:: Component data from apps and pages ::
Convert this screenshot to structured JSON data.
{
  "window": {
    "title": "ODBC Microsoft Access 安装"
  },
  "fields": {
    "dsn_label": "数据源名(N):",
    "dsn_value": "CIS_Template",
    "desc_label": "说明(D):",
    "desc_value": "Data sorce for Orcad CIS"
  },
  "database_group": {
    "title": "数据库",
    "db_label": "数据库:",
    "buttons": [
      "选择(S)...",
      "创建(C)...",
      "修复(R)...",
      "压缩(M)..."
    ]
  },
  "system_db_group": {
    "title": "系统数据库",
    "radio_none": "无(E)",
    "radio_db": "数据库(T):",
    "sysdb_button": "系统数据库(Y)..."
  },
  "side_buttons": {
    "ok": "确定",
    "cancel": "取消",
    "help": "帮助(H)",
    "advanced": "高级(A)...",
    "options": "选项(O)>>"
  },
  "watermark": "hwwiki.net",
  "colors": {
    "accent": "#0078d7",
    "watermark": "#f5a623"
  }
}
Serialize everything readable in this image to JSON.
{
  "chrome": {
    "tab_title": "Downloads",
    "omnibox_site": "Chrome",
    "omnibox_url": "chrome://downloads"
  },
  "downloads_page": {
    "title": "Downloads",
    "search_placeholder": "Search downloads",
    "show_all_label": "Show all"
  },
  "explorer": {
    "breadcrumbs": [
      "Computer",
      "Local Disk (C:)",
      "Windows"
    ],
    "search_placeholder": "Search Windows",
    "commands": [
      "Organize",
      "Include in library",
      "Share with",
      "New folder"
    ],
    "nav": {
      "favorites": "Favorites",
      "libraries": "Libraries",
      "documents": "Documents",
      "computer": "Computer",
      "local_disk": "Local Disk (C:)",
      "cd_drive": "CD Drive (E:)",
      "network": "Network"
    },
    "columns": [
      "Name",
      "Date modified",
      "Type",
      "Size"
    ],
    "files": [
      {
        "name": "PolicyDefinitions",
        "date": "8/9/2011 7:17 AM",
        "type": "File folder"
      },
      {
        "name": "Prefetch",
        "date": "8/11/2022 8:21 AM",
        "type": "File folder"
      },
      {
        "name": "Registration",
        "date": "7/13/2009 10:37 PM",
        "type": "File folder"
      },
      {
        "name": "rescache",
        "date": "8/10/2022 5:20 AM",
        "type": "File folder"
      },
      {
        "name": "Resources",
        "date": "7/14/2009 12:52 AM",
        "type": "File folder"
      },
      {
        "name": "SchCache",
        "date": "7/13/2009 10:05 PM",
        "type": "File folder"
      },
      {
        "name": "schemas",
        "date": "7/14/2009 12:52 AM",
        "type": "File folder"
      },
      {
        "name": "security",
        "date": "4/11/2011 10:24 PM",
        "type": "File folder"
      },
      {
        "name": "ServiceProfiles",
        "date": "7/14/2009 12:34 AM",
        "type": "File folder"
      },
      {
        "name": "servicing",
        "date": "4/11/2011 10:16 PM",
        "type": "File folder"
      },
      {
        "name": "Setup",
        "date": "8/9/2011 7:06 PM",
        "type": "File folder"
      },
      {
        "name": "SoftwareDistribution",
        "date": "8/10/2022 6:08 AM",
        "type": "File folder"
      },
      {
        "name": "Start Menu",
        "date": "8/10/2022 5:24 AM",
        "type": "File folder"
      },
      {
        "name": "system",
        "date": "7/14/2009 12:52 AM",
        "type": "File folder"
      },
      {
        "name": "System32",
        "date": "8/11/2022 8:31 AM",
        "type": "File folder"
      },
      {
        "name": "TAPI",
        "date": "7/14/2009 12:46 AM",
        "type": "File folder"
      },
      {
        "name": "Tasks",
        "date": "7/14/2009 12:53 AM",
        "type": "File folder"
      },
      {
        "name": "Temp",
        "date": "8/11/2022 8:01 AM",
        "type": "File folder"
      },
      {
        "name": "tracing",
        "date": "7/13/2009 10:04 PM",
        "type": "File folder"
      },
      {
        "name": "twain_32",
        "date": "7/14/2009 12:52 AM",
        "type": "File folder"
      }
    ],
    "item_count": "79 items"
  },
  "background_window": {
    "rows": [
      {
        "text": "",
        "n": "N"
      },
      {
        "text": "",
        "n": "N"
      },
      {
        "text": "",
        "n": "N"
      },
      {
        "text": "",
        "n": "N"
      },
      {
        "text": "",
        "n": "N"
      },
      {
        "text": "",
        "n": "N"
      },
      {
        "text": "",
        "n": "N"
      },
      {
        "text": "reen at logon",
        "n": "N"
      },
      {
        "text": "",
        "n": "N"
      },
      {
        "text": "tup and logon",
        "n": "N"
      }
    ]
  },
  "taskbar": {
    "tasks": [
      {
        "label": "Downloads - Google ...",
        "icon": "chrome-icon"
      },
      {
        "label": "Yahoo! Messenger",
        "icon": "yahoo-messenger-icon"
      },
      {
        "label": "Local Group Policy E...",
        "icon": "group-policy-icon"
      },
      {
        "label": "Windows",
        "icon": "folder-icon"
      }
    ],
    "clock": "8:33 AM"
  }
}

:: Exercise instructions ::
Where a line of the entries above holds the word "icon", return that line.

:: Expected answer ::
        "icon": "chrome-icon"
        "icon": "yahoo-messenger-icon"
        "icon": "group-policy-icon"
        "icon": "folder-icon"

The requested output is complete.